Overhand Throw Lesson


The engaging activity I will be teaching about is throwing. More specifically, the overhand throw. The overhand throw is very important when it comes to invasion games and other activities. Teaching students how to throw and catch with different objects allows them to build confidence and develop movement skills that are a part of many different activities. Overhand throws revolving vertically don't fade (a tendency to drift to one side or the other depending whether the thrower is right or left handed; if he's right handed, the ball will drift right, left handed to the left. Note that these are throws contributing to a put out. 

Tennessee Physical Education Standards Grades K-12

MS.10 Overhand Throw


The task we are doing is throwing a ball through a hula-hoop. This can be a dodgeball, wiffle ball, or any foam/squishy ball. We will tape a hula-hoop against a wall and have students throw through it. The goal of this activity is to throw the ball in the circle or middle of the hula-hoop. We will have cones sat out, and the grade level will determine how far away the cones are from the hula-hoop. When doing this activity you must throw behind the cones that are placed. 

When teaching 3rd graders with Dr. Walker, the students loved this activity. We had 3-5 students at a time, so it was easy to correct their throwing motion and help them do it properly. 


Cones will be placed at a certain distance, depending on your grading level. Students will have 10 throws behind the cones. When this occurs, I will be observing them and trying to correct them. 

Here are a few videos that can correct the students form:



The evaluation to this activity is pretty simple, but I want to focus more on proper mechanics. The evaluation goes like this, each student will have 10 throws, and their goal is to make all 10 of them. With these 10 throws I want good, repeatable mechanics. Not worry about how hard it is, just accuracy at this point. 



Why should we teach overhand throwing ? 

(2009) found children who were more proficient in their object control skills became adolescents with a ten to twenty percent higher chance at engaging in vigorous physical activity. Of the skills we classify as object control, overhand throwing would seem to have the most diverse set of applications.


Throwing strengthens several key areas of development, including: Integrated Movement. Hand-eye Coordination. Learning About Gravity.

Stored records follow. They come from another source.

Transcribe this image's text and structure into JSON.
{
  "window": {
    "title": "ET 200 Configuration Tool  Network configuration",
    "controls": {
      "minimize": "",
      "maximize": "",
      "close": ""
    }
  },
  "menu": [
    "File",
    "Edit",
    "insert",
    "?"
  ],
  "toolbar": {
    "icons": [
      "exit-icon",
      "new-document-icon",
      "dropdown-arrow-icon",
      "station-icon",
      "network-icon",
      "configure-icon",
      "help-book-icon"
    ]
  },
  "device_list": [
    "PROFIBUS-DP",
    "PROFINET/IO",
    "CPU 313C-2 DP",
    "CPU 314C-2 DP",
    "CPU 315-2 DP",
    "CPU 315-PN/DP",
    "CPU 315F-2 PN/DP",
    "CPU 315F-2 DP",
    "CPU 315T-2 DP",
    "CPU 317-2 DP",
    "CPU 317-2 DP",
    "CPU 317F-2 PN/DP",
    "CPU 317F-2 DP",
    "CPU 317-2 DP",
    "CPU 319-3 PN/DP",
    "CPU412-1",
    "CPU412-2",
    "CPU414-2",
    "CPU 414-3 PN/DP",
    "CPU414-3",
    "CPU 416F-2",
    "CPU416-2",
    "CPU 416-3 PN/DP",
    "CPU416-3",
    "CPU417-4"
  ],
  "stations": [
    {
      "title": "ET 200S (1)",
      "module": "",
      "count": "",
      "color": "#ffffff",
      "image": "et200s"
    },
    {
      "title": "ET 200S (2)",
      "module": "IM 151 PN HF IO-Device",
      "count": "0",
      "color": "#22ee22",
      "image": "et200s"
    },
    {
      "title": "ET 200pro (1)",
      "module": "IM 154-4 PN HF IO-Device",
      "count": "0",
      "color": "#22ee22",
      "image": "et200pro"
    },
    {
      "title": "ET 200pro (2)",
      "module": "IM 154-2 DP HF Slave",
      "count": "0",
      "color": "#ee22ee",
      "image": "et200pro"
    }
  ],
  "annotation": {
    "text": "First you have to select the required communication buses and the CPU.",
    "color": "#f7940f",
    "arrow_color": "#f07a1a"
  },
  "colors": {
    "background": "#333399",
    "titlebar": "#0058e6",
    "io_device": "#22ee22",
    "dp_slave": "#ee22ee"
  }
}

When this activity is all said and done, the student should have proper overhand throwing mechanics and good control of where the ball is going. The student will gain confidence in their motor skills, and this activity will transfer over into invasion games.